Digital currency exchange Crypto.com has donated $1 million to water.org, a clean-water initiative co-founded by Matt Damon and Gary White in 2009.
The direct donation will go towards supporting Water.org’s mission of ending the global water crisis by providing safe water and sanitation to people in need, the companies announced Monday. The partnership is also aimed at exposing water.org to Crypto.com’s more than 10 million users, who are also being encouraged to donate to the project.
Matt Damon cited the ongoing financial transformation brought on by cryptocurrency as one of the chief motivations for partnering with Crypto.com. “As our financial solutions and platforms evolve, we can use them for good,” he said. “Crypto.com and Water.org are both working toward positive transformation, and our innovative, financial solutions will help change lives and the world.”

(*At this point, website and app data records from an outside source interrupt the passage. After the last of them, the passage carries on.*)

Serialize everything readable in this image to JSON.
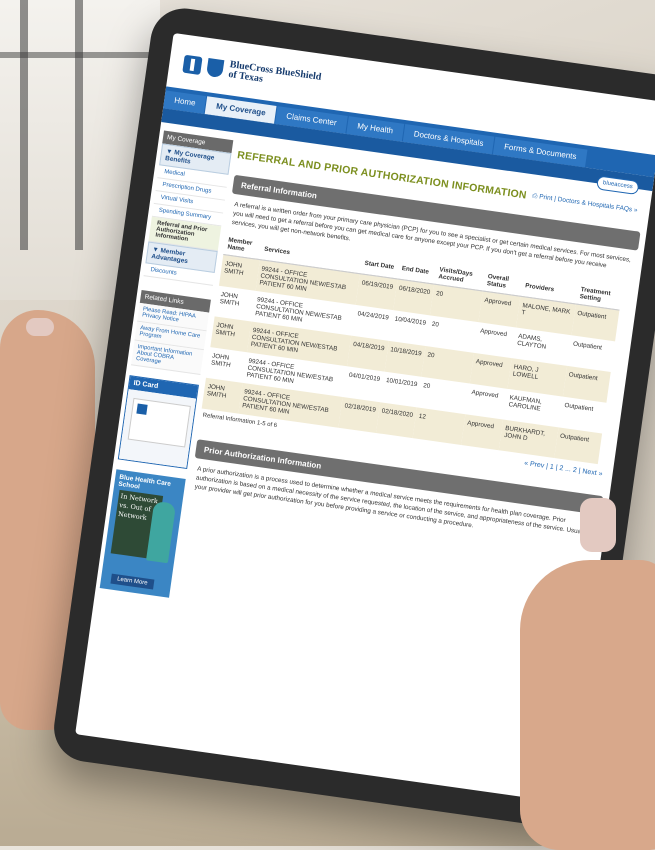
{
  "brand": {
    "name_line1": "BlueCross BlueShield",
    "name_line2": "of Texas"
  },
  "nav": {
    "tabs": [
      "Home",
      "My Coverage",
      "Claims Center",
      "My Health",
      "Doctors & Hospitals",
      "Forms & Documents"
    ],
    "active": "My Coverage"
  },
  "blueaccess": "blueaccess",
  "sidebar": {
    "header": "My Coverage",
    "group1": "▼ My Coverage Benefits",
    "items": [
      "Medical",
      "Prescription Drugs",
      "Virtual Visits",
      "Spending Summary",
      "Referral and Prior Authorization Information"
    ],
    "group2": "▼ Member Advantages",
    "items2": [
      "Discounts"
    ],
    "links_header": "Related Links",
    "links": [
      "Please Read: HIPAA Privacy Notice",
      "Away From Home Care Program",
      "Important Information About COBRA Coverage"
    ],
    "idcard_header": "ID Card",
    "promo_title": "Blue Health Care School",
    "promo_board": "In Network vs. Out of Network",
    "promo_button": "Learn More"
  },
  "main": {
    "title": "REFERRAL AND PRIOR AUTHORIZATION INFORMATION",
    "print": "Print",
    "faqs": "Doctors & Hospitals FAQs »",
    "referral_header": "Referral Information",
    "referral_intro": "A referral is a written order from your primary care physician (PCP) for you to see a specialist or get certain medical services. For most services, you will need to get a referral before you can get medical care for anyone except your PCP. If you don't get a referral before you receive services, you will get non-network benefits.",
    "columns": [
      "Member Name",
      "Services",
      "Start Date",
      "End Date",
      "Visits/Days Accrued",
      "Overall Status",
      "Providers",
      "Treatment Setting"
    ],
    "rows": [
      [
        "JOHN SMITH",
        "99244 - OFFICE CONSULTATION NEW/ESTAB PATIENT 60 MIN",
        "06/19/2019",
        "06/18/2020",
        "20",
        "Approved",
        "MALONE, MARK T",
        "Outpatient"
      ],
      [
        "JOHN SMITH",
        "99244 - OFFICE CONSULTATION NEW/ESTAB PATIENT 60 MIN",
        "04/24/2019",
        "10/04/2019",
        "20",
        "Approved",
        "ADAMS, CLAYTON",
        "Outpatient"
      ],
      [
        "JOHN SMITH",
        "99244 - OFFICE CONSULTATION NEW/ESTAB PATIENT 60 MIN",
        "04/18/2019",
        "10/18/2019",
        "20",
        "Approved",
        "HARO, J LOWELL",
        "Outpatient"
      ],
      [
        "JOHN SMITH",
        "99244 - OFFICE CONSULTATION NEW/ESTAB PATIENT 60 MIN",
        "04/01/2019",
        "10/01/2019",
        "20",
        "Approved",
        "KAUFMAN, CAROLINE",
        "Outpatient"
      ],
      [
        "JOHN SMITH",
        "99244 - OFFICE CONSULTATION NEW/ESTAB PATIENT 60 MIN",
        "02/18/2019",
        "02/18/2020",
        "12",
        "Approved",
        "BURKHARDT, JOHN D",
        "Outpatient"
      ]
    ],
    "range_text": "Referral Information 1-5 of 6",
    "pager": "« Prev | 1 | 2 ... 2 | Next »",
    "prior_header": "Prior Authorization Information",
    "prior_text": "A prior authorization is a process used to determine whether a medical service meets the requirements for health plan coverage. Prior authorization is based on a medical necessity of the service requested, the location of the service, and appropriateness of the service. Usually, your provider will get prior authorization for you before providing a service or conducting a procedure."
  }
}
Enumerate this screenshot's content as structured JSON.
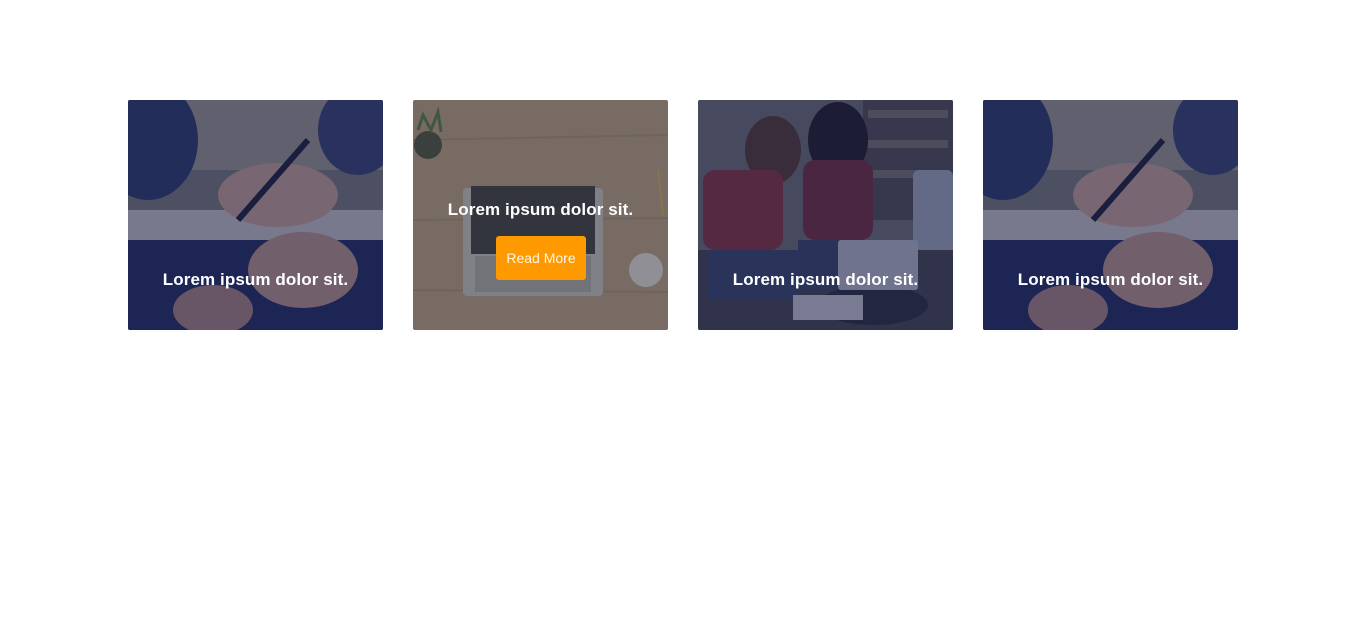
{
  "cards": [
    {
      "title": "Lorem ipsum dolor sit.",
      "image": "writing-notebook-photo"
    },
    {
      "title": "Lorem ipsum dolor sit.",
      "image": "laptop-desk-photo",
      "button_label": "Read More",
      "hovered": true
    },
    {
      "title": "Lorem ipsum dolor sit.",
      "image": "students-laptop-photo"
    },
    {
      "title": "Lorem ipsum dolor sit.",
      "image": "writing-notebook-photo"
    }
  ],
  "colors": {
    "accent": "#ff9900",
    "overlay_navy": "#1c2350",
    "text": "#ffffff"
  }
}
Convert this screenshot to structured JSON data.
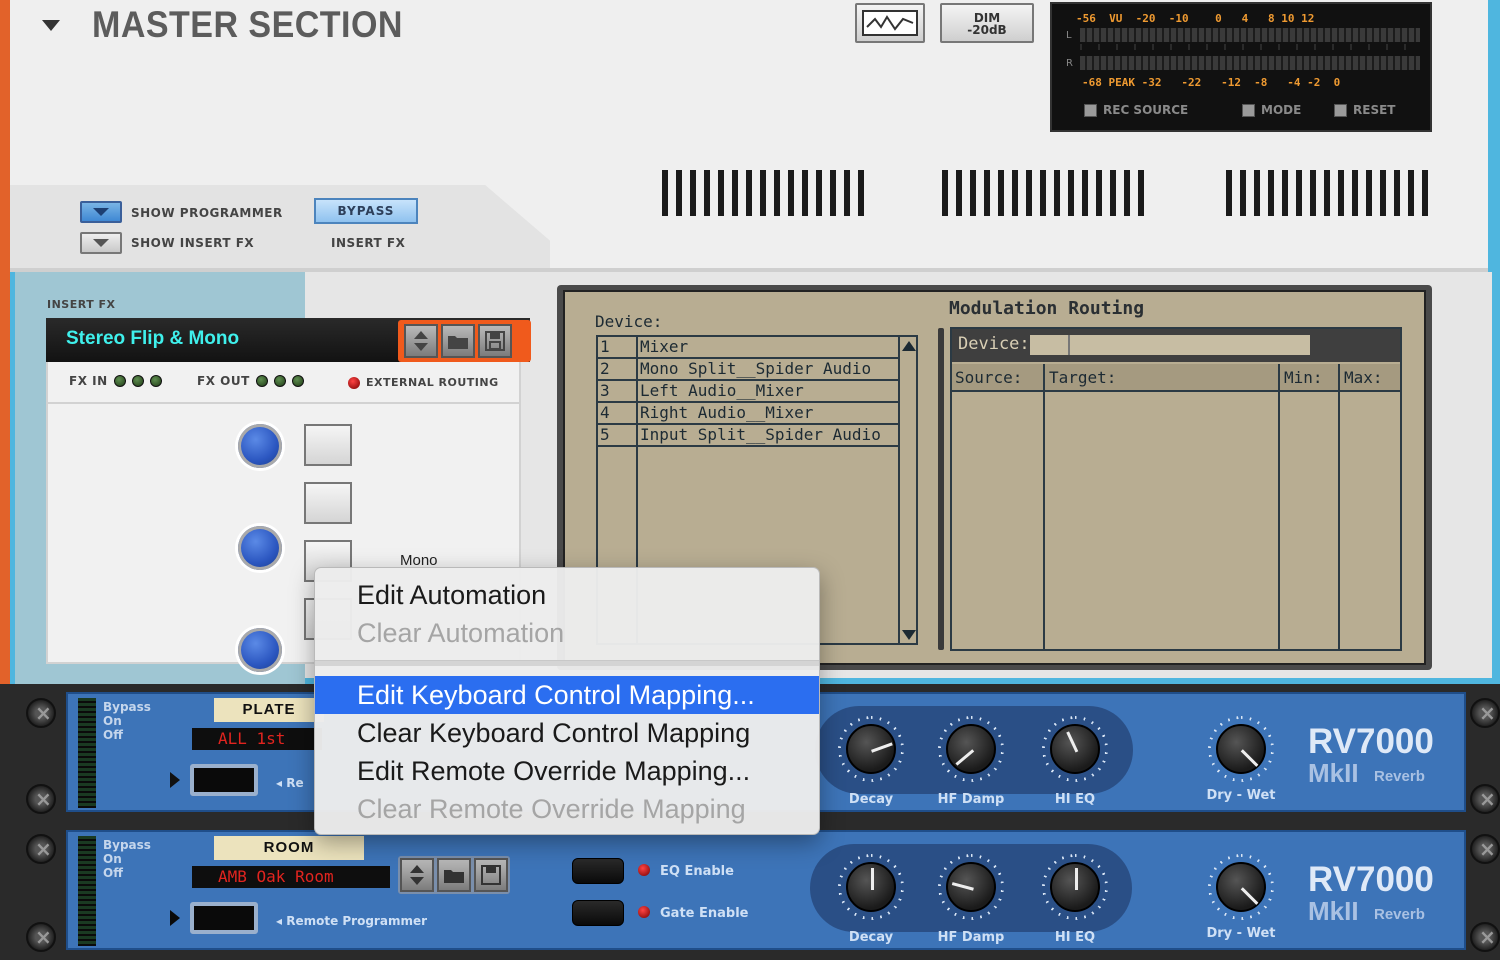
{
  "master": {
    "title": "MASTER SECTION",
    "dim_label_1": "DIM",
    "dim_label_2": "-20dB",
    "meter": {
      "top_scale": "-56  VU  -20  -10    0   4   8 10 12",
      "bottom_scale": "-68 PEAK -32   -22   -12  -8   -4 -2  0",
      "left_label": "L",
      "right_label": "R",
      "checkboxes": [
        "REC SOURCE",
        "MODE",
        "RESET"
      ]
    },
    "show_programmer": "SHOW PROGRAMMER",
    "show_insert_fx": "SHOW INSERT FX",
    "bypass": "BYPASS",
    "insert_fx_caption": "INSERT FX"
  },
  "insert": {
    "header": "INSERT FX",
    "patch_name": "Stereo Flip & Mono",
    "fx_in": "FX IN",
    "fx_out": "FX OUT",
    "external_routing": "EXTERNAL ROUTING",
    "knob_label": "Mono"
  },
  "modulation": {
    "device_header": "Device:",
    "devices": [
      {
        "num": "1",
        "name": "Mixer"
      },
      {
        "num": "2",
        "name": "Mono Split__Spider Audio"
      },
      {
        "num": "3",
        "name": "Left Audio__Mixer"
      },
      {
        "num": "4",
        "name": "Right Audio__Mixer"
      },
      {
        "num": "5",
        "name": "Input Split__Spider Audio"
      }
    ],
    "title": "Modulation Routing",
    "device_field": "Device:",
    "columns": [
      "Source:",
      "Target:",
      "Min:",
      "Max:"
    ]
  },
  "devices": [
    {
      "label": "PLATE",
      "patch": "ALL 1st",
      "bypass": "Bypass",
      "on": "On",
      "off": "Off",
      "remote": "◂ Re",
      "knobs": [
        "Decay",
        "HF Damp",
        "HI EQ"
      ],
      "drywet": "Dry - Wet",
      "logo": "RV7000",
      "logo_sub": "MkII",
      "logo_reverb": "Reverb"
    },
    {
      "label": "ROOM",
      "patch": "AMB Oak Room",
      "bypass": "Bypass",
      "on": "On",
      "off": "Off",
      "remote": "◂ Remote Programmer",
      "eq_enable": "EQ Enable",
      "gate_enable": "Gate Enable",
      "knobs": [
        "Decay",
        "HF Damp",
        "HI EQ"
      ],
      "drywet": "Dry - Wet",
      "logo": "RV7000",
      "logo_sub": "MkII",
      "logo_reverb": "Reverb"
    }
  ],
  "context_menu": {
    "items": [
      {
        "label": "Edit Automation",
        "state": "enabled"
      },
      {
        "label": "Clear Automation",
        "state": "disabled"
      },
      {
        "label": "Edit Keyboard Control Mapping...",
        "state": "selected"
      },
      {
        "label": "Clear Keyboard Control Mapping",
        "state": "enabled"
      },
      {
        "label": "Edit Remote Override Mapping...",
        "state": "enabled"
      },
      {
        "label": "Clear Remote Override Mapping",
        "state": "disabled"
      }
    ]
  },
  "colors": {
    "accent_orange": "#f05a1c",
    "selection_blue": "#2b6ef0",
    "rack_blue": "#3d74b8",
    "lcd_cyan": "#3ff0ec",
    "meter_amber": "#ef9a31"
  }
}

Crypto.com has quickly emerged as one of the fastest-growing digital currency platforms in the world. The company rose to prominence by offering its customers a crypto-focused Visa card that pays out rewards for staking CRO, the platform’s native cryptocurrency. As Cointelegraph recently reported, the exchange has expanded its insurance program to cover up to $750 million, reflecting heightened consumer protection standards in the industry.
The cryptocurrency industry has ushered in a new era of charitable gifting as its newly rich participants look to give back to their communities. Charity: water, which has a similar mandate as Water.org, raised $1.3 million in June through a Bitcoin (BTC)-focused trust. Crypto donations platform The Giving Block has also facilitated charitable contributions for dozens of organizations by providing them with the tools and resources to begin accepting crypto contribtuions.
Many nonprofits have opened their coffers to crypto donations in the wake of the Taliban’s takeover of Afghanistan in August. Crypto donations are also being used to support suicide prevention, ethical journalism and even a universal basic income project.Source